* [Records for the task]:

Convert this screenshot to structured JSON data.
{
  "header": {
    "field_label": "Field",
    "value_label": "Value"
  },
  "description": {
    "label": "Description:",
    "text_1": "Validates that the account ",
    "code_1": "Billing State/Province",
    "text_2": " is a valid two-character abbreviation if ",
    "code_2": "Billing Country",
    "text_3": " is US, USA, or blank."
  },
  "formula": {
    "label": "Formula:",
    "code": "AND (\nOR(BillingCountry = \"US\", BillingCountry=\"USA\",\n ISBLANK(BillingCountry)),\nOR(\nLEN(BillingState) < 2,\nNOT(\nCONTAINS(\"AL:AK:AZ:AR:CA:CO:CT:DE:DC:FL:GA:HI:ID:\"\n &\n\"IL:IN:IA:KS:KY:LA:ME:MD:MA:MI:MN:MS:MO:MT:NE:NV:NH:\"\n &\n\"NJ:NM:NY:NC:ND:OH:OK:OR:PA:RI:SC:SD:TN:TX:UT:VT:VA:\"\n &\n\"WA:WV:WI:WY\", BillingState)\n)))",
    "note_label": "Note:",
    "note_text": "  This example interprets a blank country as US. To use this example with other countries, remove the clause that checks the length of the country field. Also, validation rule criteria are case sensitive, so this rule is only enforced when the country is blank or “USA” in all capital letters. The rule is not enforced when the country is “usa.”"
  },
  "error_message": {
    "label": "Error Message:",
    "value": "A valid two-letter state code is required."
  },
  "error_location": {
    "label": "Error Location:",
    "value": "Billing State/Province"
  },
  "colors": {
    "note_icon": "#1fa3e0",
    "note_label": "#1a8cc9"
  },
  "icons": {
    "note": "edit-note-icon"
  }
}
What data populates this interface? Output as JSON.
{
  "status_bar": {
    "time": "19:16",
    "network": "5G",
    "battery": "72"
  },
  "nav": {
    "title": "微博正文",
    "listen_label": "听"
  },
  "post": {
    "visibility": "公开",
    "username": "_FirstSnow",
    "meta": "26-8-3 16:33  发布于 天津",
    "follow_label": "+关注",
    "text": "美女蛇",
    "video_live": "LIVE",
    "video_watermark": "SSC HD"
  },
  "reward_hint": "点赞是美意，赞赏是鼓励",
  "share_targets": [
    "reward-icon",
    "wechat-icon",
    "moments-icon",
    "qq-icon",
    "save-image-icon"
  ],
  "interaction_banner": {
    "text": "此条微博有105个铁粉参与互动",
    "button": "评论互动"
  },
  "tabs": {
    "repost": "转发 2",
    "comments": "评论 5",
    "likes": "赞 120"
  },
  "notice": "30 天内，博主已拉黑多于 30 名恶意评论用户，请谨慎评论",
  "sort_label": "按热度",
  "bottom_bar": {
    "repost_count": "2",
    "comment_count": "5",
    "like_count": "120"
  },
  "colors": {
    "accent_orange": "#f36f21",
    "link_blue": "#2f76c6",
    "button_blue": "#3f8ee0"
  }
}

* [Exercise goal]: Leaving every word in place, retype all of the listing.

* [Response to this task]:
Convert this screenshot to structured JSON data.
{
  "header": {
    "field_label": "Field",
    "value_label": "Value"
  },
  "description": {
    "label": "Description:",
    "text_1": "Validates that the account ",
    "code_1": "Billing State/Province",
    "text_2": " is a valid two-character abbreviation if ",
    "code_2": "Billing Country",
    "text_3": " is US, USA, or blank."
  },
  "formula": {
    "label": "Formula:",
    "code": "AND (\nOR(BillingCountry = \"US\", BillingCountry=\"USA\",\n ISBLANK(BillingCountry)),\nOR(\nLEN(BillingState) < 2,\nNOT(\nCONTAINS(\"AL:AK:AZ:AR:CA:CO:CT:DE:DC:FL:GA:HI:ID:\"\n &\n\"IL:IN:IA:KS:KY:LA:ME:MD:MA:MI:MN:MS:MO:MT:NE:NV:NH:\"\n &\n\"NJ:NM:NY:NC:ND:OH:OK:OR:PA:RI:SC:SD:TN:TX:UT:VT:VA:\"\n &\n\"WA:WV:WI:WY\", BillingState)\n)))",
    "note_label": "Note:",
    "note_text": "  This example interprets a blank country as US. To use this example with other countries, remove the clause that checks the length of the country field. Also, validation rule criteria are case sensitive, so this rule is only enforced when the country is blank or “USA” in all capital letters. The rule is not enforced when the country is “usa.”"
  },
  "error_message": {
    "label": "Error Message:",
    "value": "A valid two-letter state code is required."
  },
  "error_location": {
    "label": "Error Location:",
    "value": "Billing State/Province"
  },
  "colors": {
    "note_icon": "#1fa3e0",
    "note_label": "#1a8cc9"
  },
  "icons": {
    "note": "edit-note-icon"
  }
}
What data populates this interface? Output as JSON.
{
  "status_bar": {
    "time": "19:16",
    "network": "5G",
    "battery": "72"
  },
  "nav": {
    "title": "微博正文",
    "listen_label": "听"
  },
  "post": {
    "visibility": "公开",
    "username": "_FirstSnow",
    "meta": "26-8-3 16:33  发布于 天津",
    "follow_label": "+关注",
    "text": "美女蛇",
    "video_live": "LIVE",
    "video_watermark": "SSC HD"
  },
  "reward_hint": "点赞是美意，赞赏是鼓励",
  "share_targets": [
    "reward-icon",
    "wechat-icon",
    "moments-icon",
    "qq-icon",
    "save-image-icon"
  ],
  "interaction_banner": {
    "text": "此条微博有105个铁粉参与互动",
    "button": "评论互动"
  },
  "tabs": {
    "repost": "转发 2",
    "comments": "评论 5",
    "likes": "赞 120"
  },
  "notice": "30 天内，博主已拉黑多于 30 名恶意评论用户，请谨慎评论",
  "sort_label": "按热度",
  "bottom_bar": {
    "repost_count": "2",
    "comment_count": "5",
    "like_count": "120"
  },
  "colors": {
    "accent_orange": "#f36f21",
    "link_blue": "#2f76c6",
    "button_blue": "#3f8ee0"
  }
}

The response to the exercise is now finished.